Dr. Mats Eriksson joined SIWI in autumn 2010 as Programme Director for Water and Climate Change Adaptation (CCA). At SIWI, Dr Eriksson is engaged in applied research projects on the intersection of water resources management and climate change adaptation. He is involved in assessments of need for adaptation to climate change, particularly at local levels, and early warning system for water- and climate induced hazards.

Junaid Ahmad, a Bangladeshi national, leads the World Bank Group’s Water Global Practice (GP), which supports governments to build a water-secure world for all. The Water GP focuses on improvement of water resources management and delivery of services in a context of water in the broader economy. Junaid takes on this role following his position as Director for Sustainable Development in the Middle East and North Africa Region, a position he held from 2012-2014. Junaid joined the World Bank as a Young Professional in 1991, working as an Economist in Africa and Eastern Europe before joining the Africa Infrastructure Unit.

Torgny Holmgren is the former Ambassador at the Swedish Ministry for Foreign Affairs and Head of the Department for Development Policy and became Stockholm International Water Institute Executive Director in 2012. He has served as an expert or board member on the World Economic Forum Global Agenda Council on Water, the World Water Council (Permanent Observer in the Board of Governors), the European Advisory Group of the Bill & Melinda Gates Foundation, and with Water Aid (Sweden).

Larry Schimmoller is a senior project manager and principal technologist with CH2M’s Water Business Group as well as CH2M’s Global Technology Leader for water reuse. He has extensive experience in planning, piloting, process selection, design, and construction of water treatment and water reuse projects. As a senior process engineer he’s led numerous water reuse projects around the world that have included potable reuse, non-potable reuse, membranes, advanced oxidation, removal of microconstituents, specialized disinfection processes, and an array of advanced reuse treatment processes.
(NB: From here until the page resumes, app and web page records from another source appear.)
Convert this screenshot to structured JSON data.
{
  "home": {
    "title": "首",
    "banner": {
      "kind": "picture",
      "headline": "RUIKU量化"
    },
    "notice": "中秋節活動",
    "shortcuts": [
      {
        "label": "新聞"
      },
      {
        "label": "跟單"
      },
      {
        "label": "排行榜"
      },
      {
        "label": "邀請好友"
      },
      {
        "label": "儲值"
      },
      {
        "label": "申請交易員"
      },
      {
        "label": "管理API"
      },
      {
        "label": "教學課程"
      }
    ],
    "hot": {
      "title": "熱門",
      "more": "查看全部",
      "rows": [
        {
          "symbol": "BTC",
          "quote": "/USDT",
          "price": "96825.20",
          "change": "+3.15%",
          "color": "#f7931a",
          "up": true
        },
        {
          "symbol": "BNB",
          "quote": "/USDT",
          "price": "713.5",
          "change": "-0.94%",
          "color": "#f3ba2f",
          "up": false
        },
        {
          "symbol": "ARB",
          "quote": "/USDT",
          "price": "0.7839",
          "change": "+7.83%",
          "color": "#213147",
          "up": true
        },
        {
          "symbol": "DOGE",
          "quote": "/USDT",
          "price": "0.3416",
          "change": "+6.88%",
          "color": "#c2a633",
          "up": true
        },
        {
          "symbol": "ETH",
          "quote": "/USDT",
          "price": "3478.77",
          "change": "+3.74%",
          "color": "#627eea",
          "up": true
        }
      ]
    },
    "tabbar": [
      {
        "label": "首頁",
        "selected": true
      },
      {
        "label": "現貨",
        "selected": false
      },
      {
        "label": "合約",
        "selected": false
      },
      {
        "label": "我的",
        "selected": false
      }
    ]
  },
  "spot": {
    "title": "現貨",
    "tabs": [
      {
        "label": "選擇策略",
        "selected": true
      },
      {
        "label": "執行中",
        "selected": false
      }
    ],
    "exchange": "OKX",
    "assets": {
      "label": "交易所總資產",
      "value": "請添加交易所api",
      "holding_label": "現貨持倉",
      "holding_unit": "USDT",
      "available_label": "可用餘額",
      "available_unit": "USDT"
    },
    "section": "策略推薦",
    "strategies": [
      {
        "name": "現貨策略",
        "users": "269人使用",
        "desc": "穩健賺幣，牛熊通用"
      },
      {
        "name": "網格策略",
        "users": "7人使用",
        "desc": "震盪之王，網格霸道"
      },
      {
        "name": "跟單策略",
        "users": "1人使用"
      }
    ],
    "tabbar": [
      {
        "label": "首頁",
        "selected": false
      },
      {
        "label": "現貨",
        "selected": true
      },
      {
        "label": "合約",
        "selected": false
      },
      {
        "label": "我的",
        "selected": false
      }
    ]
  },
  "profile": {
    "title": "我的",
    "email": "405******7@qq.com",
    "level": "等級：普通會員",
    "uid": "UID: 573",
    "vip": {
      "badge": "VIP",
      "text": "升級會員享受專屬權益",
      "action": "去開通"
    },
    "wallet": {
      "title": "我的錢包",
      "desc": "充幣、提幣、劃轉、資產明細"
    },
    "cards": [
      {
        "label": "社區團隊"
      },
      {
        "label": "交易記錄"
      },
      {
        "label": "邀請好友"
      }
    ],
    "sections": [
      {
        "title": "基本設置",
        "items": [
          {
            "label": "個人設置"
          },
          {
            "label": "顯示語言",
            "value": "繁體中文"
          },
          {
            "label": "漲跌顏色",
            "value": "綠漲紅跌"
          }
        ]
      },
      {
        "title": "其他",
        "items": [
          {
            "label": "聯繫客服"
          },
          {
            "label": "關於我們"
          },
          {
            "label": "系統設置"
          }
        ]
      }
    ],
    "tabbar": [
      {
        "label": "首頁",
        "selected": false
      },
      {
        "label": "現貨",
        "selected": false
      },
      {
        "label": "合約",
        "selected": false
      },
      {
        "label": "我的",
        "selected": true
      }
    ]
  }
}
Mr. Schimmoller has his M.S., Environmental Engineering for the University of Illinois, and his B.S., Civil Engineering from Clarkson University.


Welcome and Introductions – ­?10 minutes

J. Carl Ganter, ?Co­-founder and Director, Circle of Blue

Welcome to World Water Week – ?­ 5 minutes

Torgny Holmgren? – Executive Director, Stockholm International Water Institute

Meet the Panelists ?­- 35 minutes

Peter Gleick – Director, The Pacific Institute

Mats Eriksson? – Director, Climate Change and Water for Stockholm International Water Institute

Junaid Kamal Ahmad – ?Director, World Bank Water Global Practice

Lindsay Bass? – Manager, Corporate Water Stewardship, World Wildlife Fund

Larry Schimmoller – ?Global Technology Leader for water reuse, CH2M HILL

Upmanu Lall? – Director, Columbia Water Center

Large Breakout Groups -?­ 20 minutes

1?. Peter Gleick? – Director, The Pacific Institute
Host: Craig Miller – Science editor, KQED

2?. Lindsay Bass – ?Manager, Corporate Water Stewardship, World Wildlife Fund
  Mats Eriksson? – Director, Climate Change and Water for Stockholm International Water Institute
Host: ?Kevin Klowden – Milken Institute California

3?. Junaid Kamal – Ahmad?Director, World Bank Water Global Practice
Host: Brett Walton – Circle of Blue

4?. ?Larry Schimmoller – ?Global Technology Leader for water reuse, Ch2m
Host: Dave Peters – Minnesota Public Radio

5?. Upmanu Lall? – Director, Columbia Water Center
Host: Keith Schneider – Circle of Blue

Participant Takeaways  -­ 10 minutes

Full Panel Discussion -­ 20 minutes

Highlights from Breakout Groups

Closing Remarks

Participants Break into Small Discussion Groups